It's more of a financial career because you're managing investment funds and several types of finances. But finance is taught at a school of business and you are most likely to get sufficient training in both. Once you get to graduate school is where it matters (MBA vs. masters in finance).
I'd like to say investment bankers have good job security, but at the moment there are alot of layoffs plus you have to factor in how money jobs were lost because of the Bear sterns collapse. Plus there's the housing crisis. I was planning to double major in economics and finance but things seem a little gloomy right now, especially with the negative savings rate going on (we're spending more than we're making).

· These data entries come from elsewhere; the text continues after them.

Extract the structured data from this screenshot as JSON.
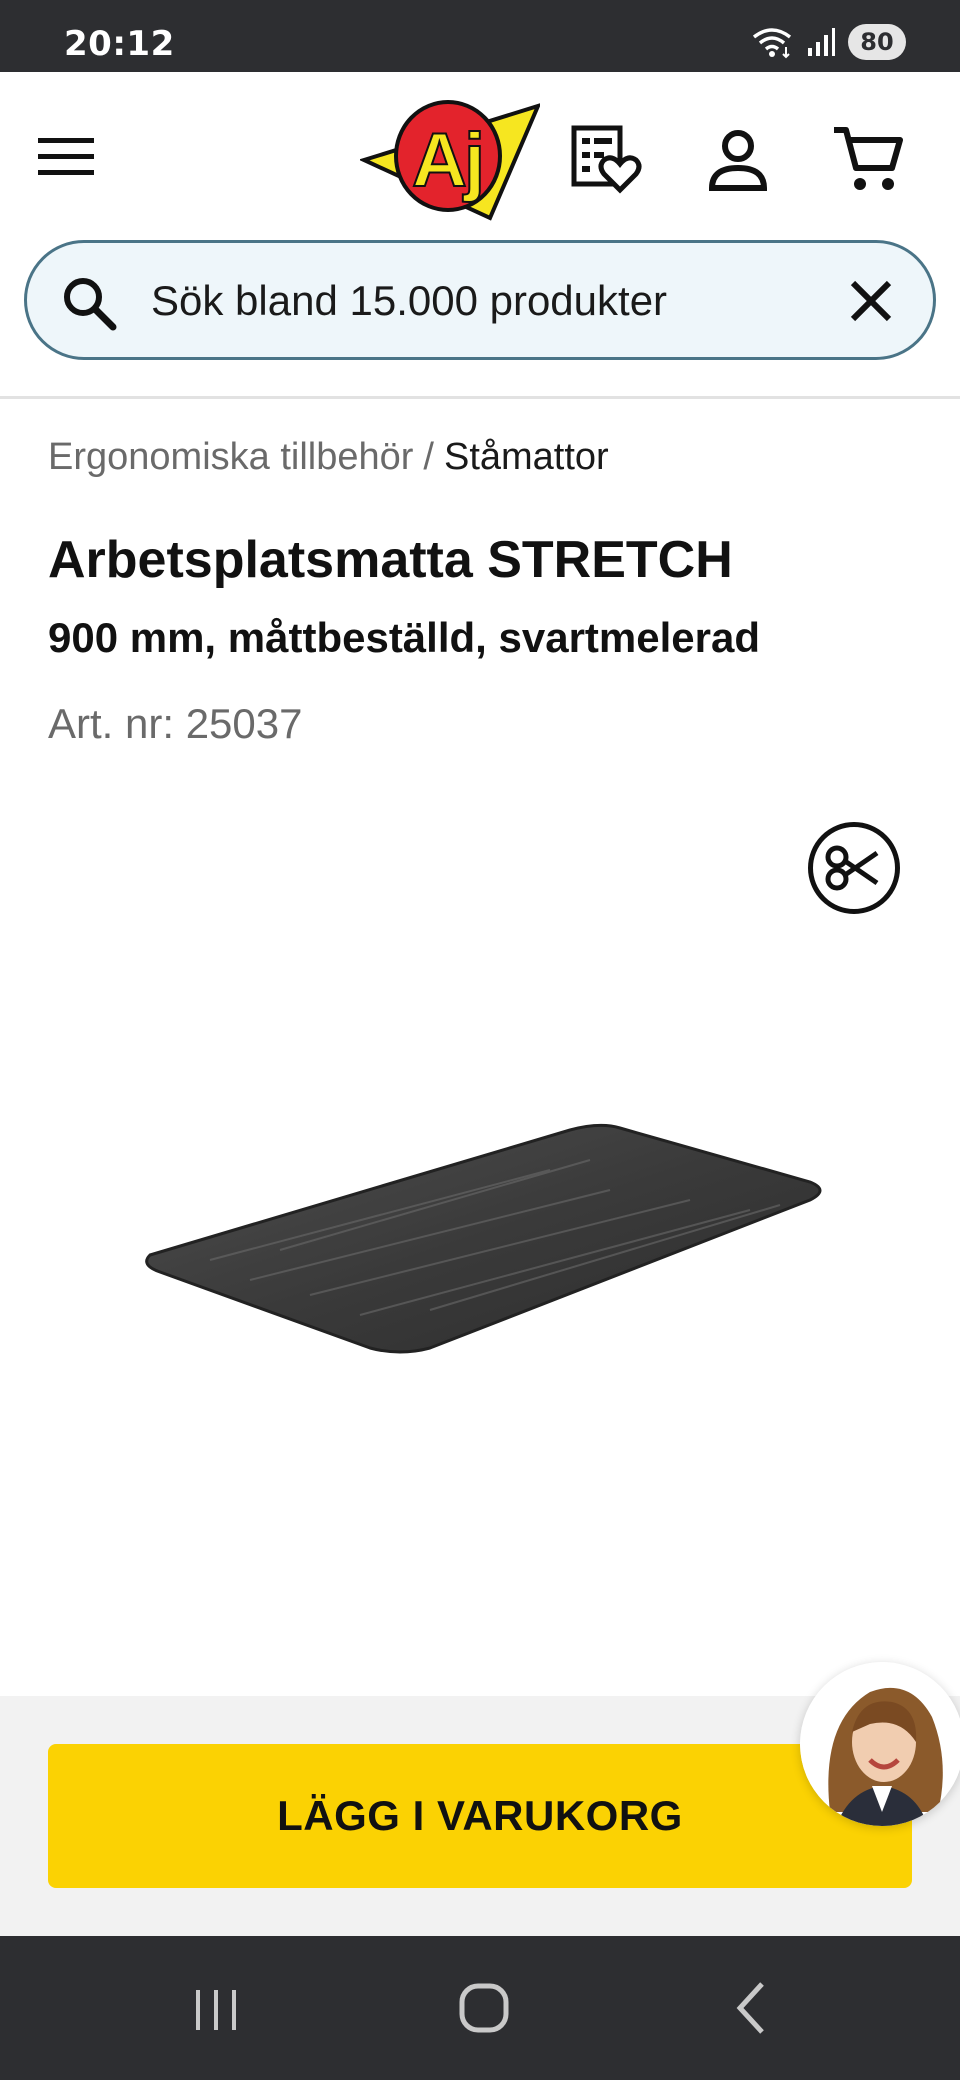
{
  "status_bar": {
    "time": "20:12",
    "battery": "80",
    "icons": [
      "wifi-icon",
      "signal-icon"
    ]
  },
  "header": {
    "logo_text": "AJ",
    "icons": [
      "menu-icon",
      "wishlist-icon",
      "account-icon",
      "cart-icon"
    ]
  },
  "search": {
    "placeholder": "Sök bland 15.000 produkter"
  },
  "breadcrumb": {
    "parent": "Ergonomiska tillbehör",
    "separator": "/",
    "current": "Ståmattor"
  },
  "product": {
    "title": "Arbetsplatsmatta STRETCH",
    "subtitle": "900 mm, måttbeställd, svartmelerad",
    "art_nr": "Art. nr: 25037"
  },
  "actions": {
    "add_to_cart": "LÄGG I VARUKORG"
  },
  "colors": {
    "accent_yellow": "#fbd203",
    "logo_red": "#e3232c",
    "search_border": "#4a7487",
    "search_bg": "#eef6fa",
    "system_bar": "#2d2e31"
  }
}
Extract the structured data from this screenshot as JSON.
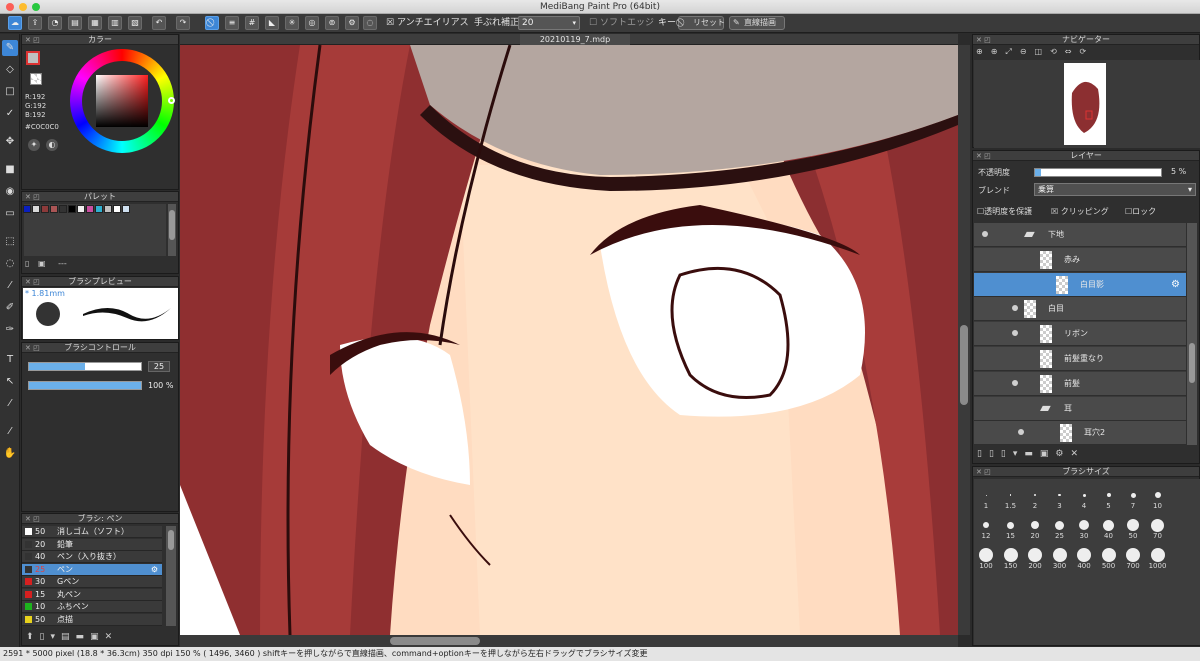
{
  "window": {
    "title": "MediBang Paint Pro (64bit)"
  },
  "toolbar": {
    "antialias_label": "アンチエイリアス",
    "stabilizer_label": "手ぶれ補正",
    "stabilizer_value": "20",
    "soft_edge_label": "ソフトエッジ",
    "key_label": "キー",
    "reset_label": "リセット",
    "straight_label": "直線描画"
  },
  "document": {
    "tab": "20210119_7.mdp"
  },
  "color_panel": {
    "title": "カラー",
    "r": "R:192",
    "g": "G:192",
    "b": "B:192",
    "hex": "#C0C0C0",
    "primary": "#c0c0c0"
  },
  "palette_panel": {
    "title": "パレット",
    "footer_text": "---",
    "swatches": [
      "#0a1fbf",
      "#d9d9d9",
      "#8c3a3a",
      "#a55",
      "#333",
      "#000",
      "#f0f0f0",
      "#c94ea0",
      "#30b0d0",
      "#c0c0c0",
      "#fff",
      "#cfe0f0"
    ]
  },
  "brush_preview": {
    "title": "ブラシプレビュー",
    "size": "* 1.81mm"
  },
  "brush_control": {
    "title": "ブラシコントロール",
    "size_value": "25",
    "opacity_value": "100 %",
    "size_fraction": 0.5,
    "opacity_fraction": 1.0
  },
  "brush_list": {
    "title": "ブラシ: ペン",
    "items": [
      {
        "num": "50",
        "name": "消しゴム（ソフト）",
        "color": "#ffffff"
      },
      {
        "num": "20",
        "name": "鉛筆",
        "color": "#333333"
      },
      {
        "num": "40",
        "name": "ペン（入り抜き）",
        "color": "#333333"
      },
      {
        "num": "25",
        "name": "ペン",
        "color": "#333333"
      },
      {
        "num": "30",
        "name": "Gペン",
        "color": "#d62020"
      },
      {
        "num": "15",
        "name": "丸ペン",
        "color": "#d62020"
      },
      {
        "num": "10",
        "name": "ふちペン",
        "color": "#1db31d"
      },
      {
        "num": "50",
        "name": "点描",
        "color": "#e8d21d"
      }
    ]
  },
  "navigator": {
    "title": "ナビゲーター"
  },
  "layer_panel": {
    "title": "レイヤー",
    "opacity_label": "不透明度",
    "opacity_value": "5 %",
    "opacity_fraction": 0.05,
    "blend_label": "ブレンド",
    "blend_value": "乗算",
    "protect_label": "透明度を保護",
    "clipping_label": "クリッピング",
    "lock_label": "ロック",
    "layers": [
      {
        "name": "下地"
      },
      {
        "name": "赤み"
      },
      {
        "name": "白目影"
      },
      {
        "name": "白目"
      },
      {
        "name": "リボン"
      },
      {
        "name": "前髪重なり"
      },
      {
        "name": "前髪"
      },
      {
        "name": "耳"
      },
      {
        "name": "耳穴2"
      }
    ]
  },
  "brush_size_panel": {
    "title": "ブラシサイズ",
    "sizes": [
      "1",
      "1.5",
      "2",
      "3",
      "4",
      "5",
      "7",
      "10",
      "12",
      "15",
      "20",
      "25",
      "30",
      "40",
      "50",
      "70",
      "100",
      "150",
      "200",
      "300",
      "400",
      "500",
      "700",
      "1000"
    ]
  },
  "status": {
    "text": "2591 * 5000 pixel   (18.8 * 36.3cm)   350 dpi     150 %   ( 1496, 3460 )   shiftキーを押しながらで直線描画、command+optionキーを押しながら左右ドラッグでブラシサイズ変更"
  }
}
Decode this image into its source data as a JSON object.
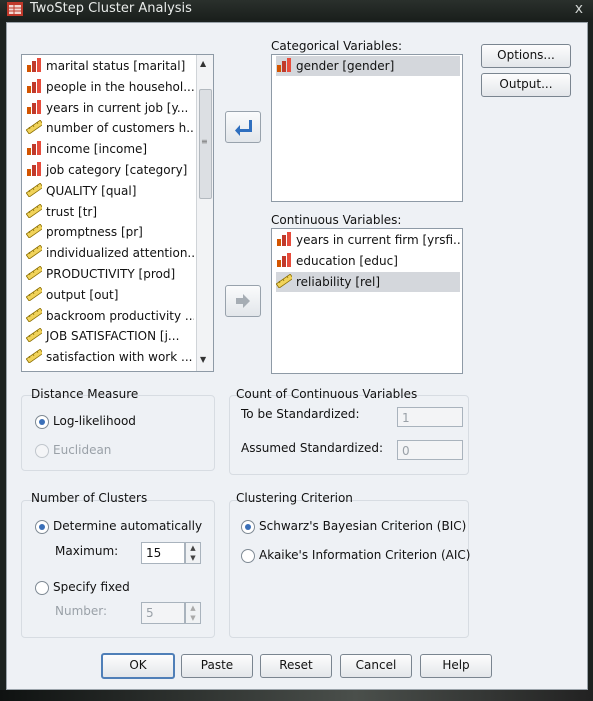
{
  "window": {
    "title": "TwoStep Cluster Analysis",
    "close_glyph": "x"
  },
  "variable_list": [
    {
      "label": "marital status [marital]",
      "icon": "nominal-icon"
    },
    {
      "label": "people in the househol...",
      "icon": "nominal-icon"
    },
    {
      "label": "years in current job [y...",
      "icon": "nominal-icon"
    },
    {
      "label": "number of customers h...",
      "icon": "scale-icon"
    },
    {
      "label": "income [income]",
      "icon": "nominal-icon"
    },
    {
      "label": "job category [category]",
      "icon": "nominal-icon"
    },
    {
      "label": "QUALITY [qual]",
      "icon": "scale-icon"
    },
    {
      "label": "trust [tr]",
      "icon": "scale-icon"
    },
    {
      "label": "promptness [pr]",
      "icon": "scale-icon"
    },
    {
      "label": "individualized attention...",
      "icon": "scale-icon"
    },
    {
      "label": "PRODUCTIVITY [prod]",
      "icon": "scale-icon"
    },
    {
      "label": "output [out]",
      "icon": "scale-icon"
    },
    {
      "label": "backroom productivity ...",
      "icon": "scale-icon"
    },
    {
      "label": "JOB SATISFACTION [j...",
      "icon": "scale-icon"
    },
    {
      "label": "satisfaction with work ...",
      "icon": "scale-icon"
    }
  ],
  "categorical": {
    "heading": "Categorical Variables:",
    "items": [
      {
        "label": "gender [gender]",
        "icon": "nominal-icon",
        "selected": true
      }
    ]
  },
  "continuous": {
    "heading": "Continuous Variables:",
    "items": [
      {
        "label": "years in current firm [yrsfi...",
        "icon": "nominal-icon",
        "selected": false
      },
      {
        "label": "education [educ]",
        "icon": "nominal-icon",
        "selected": false
      },
      {
        "label": "reliability [rel]",
        "icon": "scale-icon",
        "selected": true
      }
    ]
  },
  "side_buttons": {
    "options": "Options...",
    "output": "Output..."
  },
  "distance_measure": {
    "heading": "Distance Measure",
    "log_likelihood": "Log-likelihood",
    "euclidean": "Euclidean"
  },
  "count_continuous": {
    "heading": "Count of Continuous Variables",
    "to_be_standardized_label": "To be Standardized:",
    "to_be_standardized_value": "1",
    "assumed_standardized_label": "Assumed Standardized:",
    "assumed_standardized_value": "0"
  },
  "number_of_clusters": {
    "heading": "Number of Clusters",
    "determine_auto": "Determine automatically",
    "maximum_label": "Maximum:",
    "maximum_value": "15",
    "specify_fixed": "Specify fixed",
    "number_label": "Number:",
    "number_value": "5"
  },
  "clustering_criterion": {
    "heading": "Clustering Criterion",
    "bic": "Schwarz's Bayesian Criterion (BIC)",
    "aic": "Akaike's Information Criterion (AIC)"
  },
  "buttons": {
    "ok": "OK",
    "paste": "Paste",
    "reset": "Reset",
    "cancel": "Cancel",
    "help": "Help"
  },
  "colors": {
    "accent": "#3a6fb8",
    "selection": "#d4d7dc",
    "arrow": "#2f6fbf"
  }
}
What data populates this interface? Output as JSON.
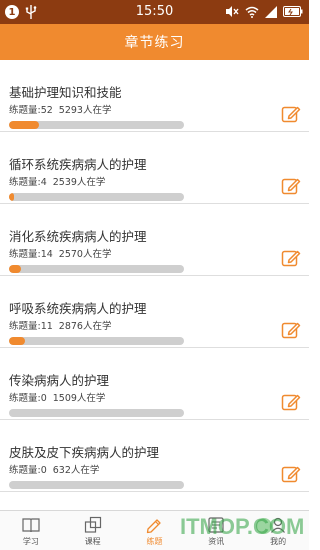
{
  "status_bar": {
    "notification_count": "1",
    "time": "15:50"
  },
  "header": {
    "title": "章节练习"
  },
  "chapters": [
    {
      "title": "基础护理知识和技能",
      "count_label": "练题量:52",
      "learners_label": "5293人在学",
      "progress": 0.17
    },
    {
      "title": "循环系统疾病病人的护理",
      "count_label": "练题量:4",
      "learners_label": "2539人在学",
      "progress": 0.03
    },
    {
      "title": "消化系统疾病病人的护理",
      "count_label": "练题量:14",
      "learners_label": "2570人在学",
      "progress": 0.07
    },
    {
      "title": "呼吸系统疾病病人的护理",
      "count_label": "练题量:11",
      "learners_label": "2876人在学",
      "progress": 0.09
    },
    {
      "title": "传染病病人的护理",
      "count_label": "练题量:0",
      "learners_label": "1509人在学",
      "progress": 0.0
    },
    {
      "title": "皮肤及皮下疾病病人的护理",
      "count_label": "练题量:0",
      "learners_label": "632人在学",
      "progress": 0.0
    }
  ],
  "bottom_nav": [
    {
      "label": "学习",
      "icon": "book-icon",
      "active": false
    },
    {
      "label": "课程",
      "icon": "course-icon",
      "active": false
    },
    {
      "label": "练题",
      "icon": "pencil-icon",
      "active": true
    },
    {
      "label": "资讯",
      "icon": "news-icon",
      "active": false
    },
    {
      "label": "我的",
      "icon": "profile-icon",
      "active": false
    }
  ],
  "watermark": {
    "text": "ITMOP.COM"
  },
  "colors": {
    "accent": "#f08a2f",
    "status_bar": "#8c3b11",
    "track": "#cfcfcf"
  }
}
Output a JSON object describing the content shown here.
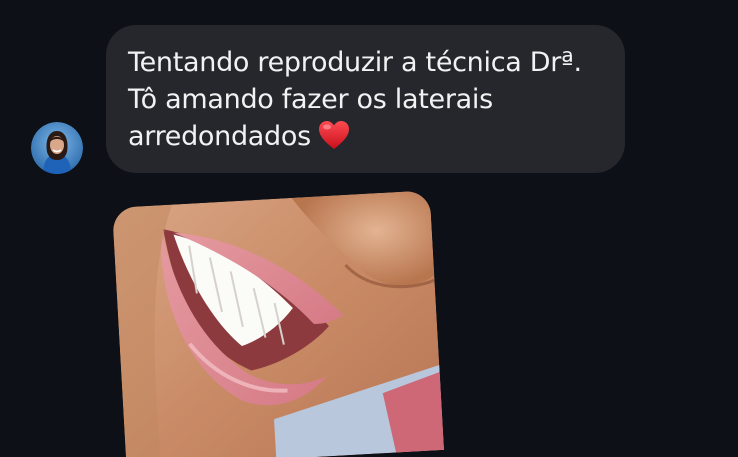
{
  "message": {
    "text": "Tentando reproduzir a técnica Drª.\nTô amando fazer os laterais\narredondados",
    "emoji_icon": "red-heart-icon"
  },
  "sender": {
    "avatar_icon": "user-avatar"
  },
  "attachment": {
    "type": "photo",
    "subject": "smile-closeup-photo"
  },
  "colors": {
    "background": "#0d1016",
    "bubble": "#25272c",
    "text": "#f1f2f4",
    "heart": "#e0242f"
  }
}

If you are good at math, really good, you might want to consider being an actuary. They're basically financial mathematicians who literally calculate risk. Very high in demand with investment banking and insurance, and the demand will probably grow because of social security, life insurance, and pension funds having to adjust to rising life expectancies.